Hence, from the little that has been seen of the condition of our own species in this place, it appears to be much inferior in some essential points of convenience to that of the despised inhabitants of the continent. How miserable a being would the latter be, his canoe taken from him, his stone hatchet blunted, his hut pervious to the smallest shower of rain, and few or no excavations in the rocks to fly to! But happiness, like very thing else, exists only by comparison with the state above and the stage below our own.
Notes and references
 Lyndall Ryan calls them the North Midlands Nation; Tasmanian Aboriginal Elder and researcher, Aunty Patsy Cameron prefers to call them the Stoney Creek Nation.
 Ryan, L. 2012. Tasmanian Aborigines: A history since 1803. Allen & Unwin, pp. 29-31.
 A hydrographer studies the physical features of oceans, seas, coastal areas, and lakes and map the surface waters of the earth for navigation.
 In 1804, William Paterson established a settlement at Port Dalrymple. Governor Macquarie renamed it George Town in 1811 after King George III.
 See H. M. Cooper, ‘Flinders, Matthew (1774–1814)’, Australian Dictionary of Biography, National Centre of Biography, Australian National University, https://adb.anu.edu.au/biography/flinders-matthew-2050/text2541.
 Extracts from Observations on the Coasts of Van Diemen’s Land and its islands and on part of the coasts of New South Wales, By Matthew Flinders, Second Lieutenant of his Majesty’s ship Reliance, London, 1801. Project Gutenberg, http://gutenberg.net.au/ebooks09/0900121.txt
 Waterhouse Island is located on the north west coast of Tasmania, between Bridport and Cape Portland.
 Middle Island is located opposite Beauty Point.
 Green Island was later known as Garden Island. It is no longer there because its rocks were used for construction.
 See Keith Macrae Bowden, ‘Bass, George (1771–1803)’, Australian Dictionary of Biography, National Centre of Biography, Australian National University, https://adb.anu.edu.au/biography/bass-george-1748/text1939, published first in hardcopy 1966.

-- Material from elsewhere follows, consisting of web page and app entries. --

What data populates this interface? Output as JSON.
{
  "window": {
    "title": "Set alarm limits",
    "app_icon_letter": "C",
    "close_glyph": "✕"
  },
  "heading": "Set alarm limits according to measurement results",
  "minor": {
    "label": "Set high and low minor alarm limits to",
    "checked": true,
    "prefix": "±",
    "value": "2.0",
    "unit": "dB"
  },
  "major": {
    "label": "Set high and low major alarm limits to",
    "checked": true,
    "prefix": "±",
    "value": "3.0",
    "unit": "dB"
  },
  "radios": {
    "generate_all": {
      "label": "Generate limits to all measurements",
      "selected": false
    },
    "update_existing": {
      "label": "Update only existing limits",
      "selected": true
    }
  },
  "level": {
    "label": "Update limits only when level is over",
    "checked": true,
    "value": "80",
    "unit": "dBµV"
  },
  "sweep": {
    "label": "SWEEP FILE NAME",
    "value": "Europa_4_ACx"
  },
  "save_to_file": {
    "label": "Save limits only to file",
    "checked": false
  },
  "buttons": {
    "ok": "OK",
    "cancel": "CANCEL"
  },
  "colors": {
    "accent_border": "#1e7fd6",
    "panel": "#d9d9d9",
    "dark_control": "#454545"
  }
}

 Bass’s journal was published in Lieutenant Colonel David Collins’ Account of the English colony in New South Wales, Vol. II. 1802. http://gutenberg.net.au/ebooks/e00011.html